* [Problem description] In your answer, print every record exactly as it is written.

Dataset rows describing interfaces
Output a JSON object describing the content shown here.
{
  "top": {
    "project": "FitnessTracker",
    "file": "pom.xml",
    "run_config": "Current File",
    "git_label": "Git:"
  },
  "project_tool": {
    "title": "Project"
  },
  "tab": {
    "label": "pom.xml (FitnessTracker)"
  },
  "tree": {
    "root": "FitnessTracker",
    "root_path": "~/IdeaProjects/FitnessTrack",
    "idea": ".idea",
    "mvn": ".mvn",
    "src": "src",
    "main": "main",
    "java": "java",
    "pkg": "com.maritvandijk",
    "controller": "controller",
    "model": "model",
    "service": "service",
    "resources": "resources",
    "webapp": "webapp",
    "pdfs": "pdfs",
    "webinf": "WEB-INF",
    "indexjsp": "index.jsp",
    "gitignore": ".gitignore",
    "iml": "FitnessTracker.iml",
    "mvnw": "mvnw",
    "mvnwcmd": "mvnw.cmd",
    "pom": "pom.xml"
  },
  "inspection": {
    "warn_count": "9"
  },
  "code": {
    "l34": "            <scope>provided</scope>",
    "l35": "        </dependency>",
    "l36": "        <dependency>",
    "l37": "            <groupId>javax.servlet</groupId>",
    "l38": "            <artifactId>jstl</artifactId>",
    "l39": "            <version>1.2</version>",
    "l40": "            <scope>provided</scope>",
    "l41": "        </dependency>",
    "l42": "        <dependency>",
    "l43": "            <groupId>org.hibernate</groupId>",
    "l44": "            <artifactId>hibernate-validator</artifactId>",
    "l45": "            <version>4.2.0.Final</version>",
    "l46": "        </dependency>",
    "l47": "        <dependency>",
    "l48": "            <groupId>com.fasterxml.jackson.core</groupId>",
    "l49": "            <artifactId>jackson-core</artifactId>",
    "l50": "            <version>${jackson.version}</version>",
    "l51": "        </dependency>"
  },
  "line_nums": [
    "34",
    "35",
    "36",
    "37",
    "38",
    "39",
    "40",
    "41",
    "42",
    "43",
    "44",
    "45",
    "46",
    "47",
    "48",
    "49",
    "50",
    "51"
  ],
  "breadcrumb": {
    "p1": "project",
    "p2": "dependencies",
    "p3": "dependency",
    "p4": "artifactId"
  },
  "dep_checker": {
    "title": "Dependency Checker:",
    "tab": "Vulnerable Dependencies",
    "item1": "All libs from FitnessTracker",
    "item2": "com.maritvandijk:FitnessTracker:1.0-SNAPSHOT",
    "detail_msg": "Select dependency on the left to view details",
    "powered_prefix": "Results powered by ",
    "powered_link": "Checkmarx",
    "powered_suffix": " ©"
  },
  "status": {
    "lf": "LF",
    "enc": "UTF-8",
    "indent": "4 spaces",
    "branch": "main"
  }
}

* [Exercise solution]
Output a JSON object describing the content shown here.
{
  "top": {
    "project": "FitnessTracker",
    "file": "pom.xml",
    "run_config": "Current File",
    "git_label": "Git:"
  },
  "project_tool": {
    "title": "Project"
  },
  "tab": {
    "label": "pom.xml (FitnessTracker)"
  },
  "tree": {
    "root": "FitnessTracker",
    "root_path": "~/IdeaProjects/FitnessTrack",
    "idea": ".idea",
    "mvn": ".mvn",
    "src": "src",
    "main": "main",
    "java": "java",
    "pkg": "com.maritvandijk",
    "controller": "controller",
    "model": "model",
    "service": "service",
    "resources": "resources",
    "webapp": "webapp",
    "pdfs": "pdfs",
    "webinf": "WEB-INF",
    "indexjsp": "index.jsp",
    "gitignore": ".gitignore",
    "iml": "FitnessTracker.iml",
    "mvnw": "mvnw",
    "mvnwcmd": "mvnw.cmd",
    "pom": "pom.xml"
  },
  "inspection": {
    "warn_count": "9"
  },
  "code": {
    "l34": "            <scope>provided</scope>",
    "l35": "        </dependency>",
    "l36": "        <dependency>",
    "l37": "            <groupId>javax.servlet</groupId>",
    "l38": "            <artifactId>jstl</artifactId>",
    "l39": "            <version>1.2</version>",
    "l40": "            <scope>provided</scope>",
    "l41": "        </dependency>",
    "l42": "        <dependency>",
    "l43": "            <groupId>org.hibernate</groupId>",
    "l44": "            <artifactId>hibernate-validator</artifactId>",
    "l45": "            <version>4.2.0.Final</version>",
    "l46": "        </dependency>",
    "l47": "        <dependency>",
    "l48": "            <groupId>com.fasterxml.jackson.core</groupId>",
    "l49": "            <artifactId>jackson-core</artifactId>",
    "l50": "            <version>${jackson.version}</version>",
    "l51": "        </dependency>"
  },
  "line_nums": [
    "34",
    "35",
    "36",
    "37",
    "38",
    "39",
    "40",
    "41",
    "42",
    "43",
    "44",
    "45",
    "46",
    "47",
    "48",
    "49",
    "50",
    "51"
  ],
  "breadcrumb": {
    "p1": "project",
    "p2": "dependencies",
    "p3": "dependency",
    "p4": "artifactId"
  },
  "dep_checker": {
    "title": "Dependency Checker:",
    "tab": "Vulnerable Dependencies",
    "item1": "All libs from FitnessTracker",
    "item2": "com.maritvandijk:FitnessTracker:1.0-SNAPSHOT",
    "detail_msg": "Select dependency on the left to view details",
    "powered_prefix": "Results powered by ",
    "powered_link": "Checkmarx",
    "powered_suffix": " ©"
  },
  "status": {
    "lf": "LF",
    "enc": "UTF-8",
    "indent": "4 spaces",
    "branch": "main"
  }
}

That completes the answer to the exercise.